_HOW TO COMPLETE THIS TASK_. The copy should begin at the line containing "What's the underlying" and end with the last line below, every line exact and no picture included.

_DATA FOR PROCESSING_.
====

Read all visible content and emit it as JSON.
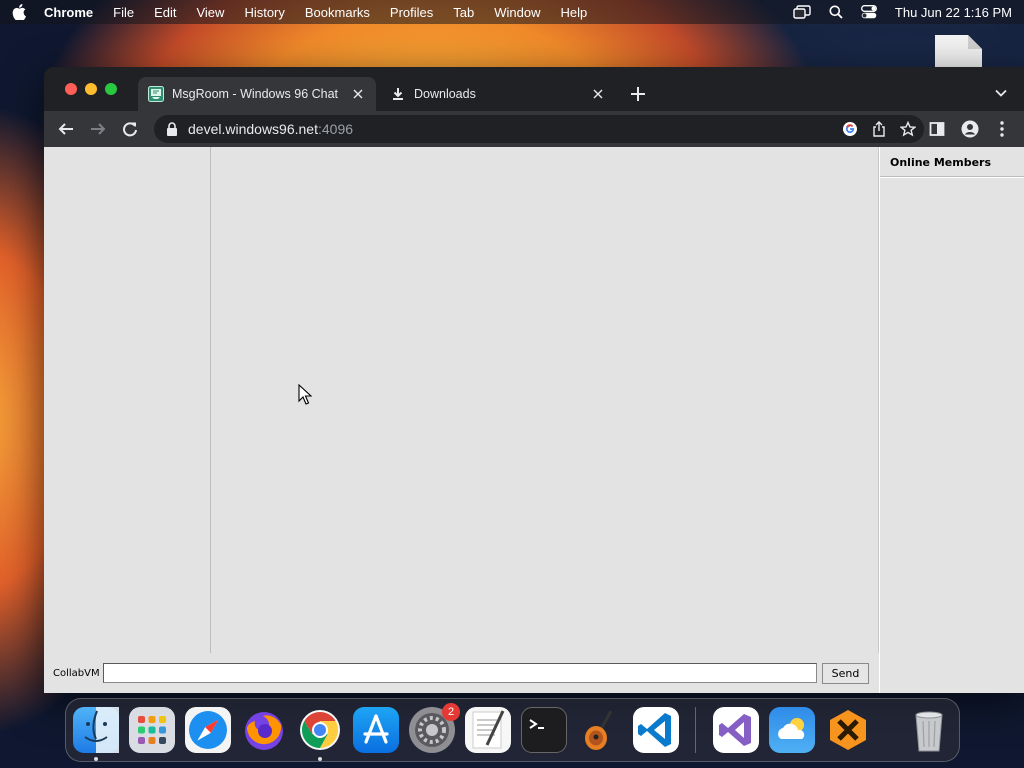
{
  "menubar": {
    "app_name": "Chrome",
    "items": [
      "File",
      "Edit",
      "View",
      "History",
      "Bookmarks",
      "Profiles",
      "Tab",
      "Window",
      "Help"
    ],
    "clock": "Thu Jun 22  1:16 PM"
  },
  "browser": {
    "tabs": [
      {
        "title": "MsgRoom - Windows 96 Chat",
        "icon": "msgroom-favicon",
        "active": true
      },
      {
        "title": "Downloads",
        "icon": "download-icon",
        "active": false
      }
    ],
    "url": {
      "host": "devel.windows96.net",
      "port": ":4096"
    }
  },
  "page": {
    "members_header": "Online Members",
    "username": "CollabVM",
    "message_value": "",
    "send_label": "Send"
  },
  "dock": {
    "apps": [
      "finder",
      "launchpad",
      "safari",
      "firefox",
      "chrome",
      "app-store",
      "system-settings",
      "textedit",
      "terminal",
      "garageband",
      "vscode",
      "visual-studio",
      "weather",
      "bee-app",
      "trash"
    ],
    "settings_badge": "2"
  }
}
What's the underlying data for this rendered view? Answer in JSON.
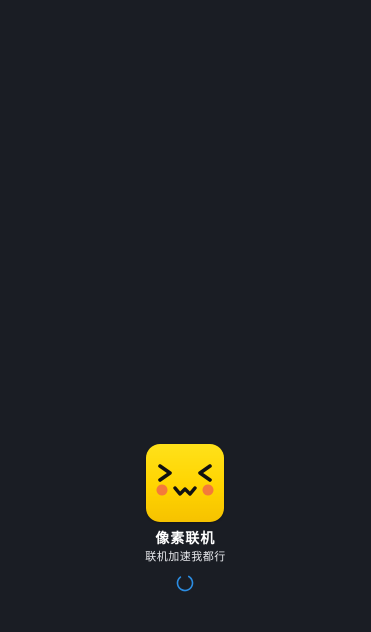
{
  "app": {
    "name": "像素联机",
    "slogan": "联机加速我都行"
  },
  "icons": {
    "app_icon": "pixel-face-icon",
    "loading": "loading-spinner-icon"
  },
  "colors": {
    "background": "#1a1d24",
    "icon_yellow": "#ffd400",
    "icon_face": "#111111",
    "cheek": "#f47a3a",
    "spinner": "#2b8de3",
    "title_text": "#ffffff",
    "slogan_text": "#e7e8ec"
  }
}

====

_EXERCISE RESULT_.
What's the underlying data for this rendered view? Answer in JSON.
{
  "app": {
    "name": "像素联机",
    "slogan": "联机加速我都行"
  },
  "icons": {
    "app_icon": "pixel-face-icon",
    "loading": "loading-spinner-icon"
  },
  "colors": {
    "background": "#1a1d24",
    "icon_yellow": "#ffd400",
    "icon_face": "#111111",
    "cheek": "#f47a3a",
    "spinner": "#2b8de3",
    "title_text": "#ffffff",
    "slogan_text": "#e7e8ec"
  }
}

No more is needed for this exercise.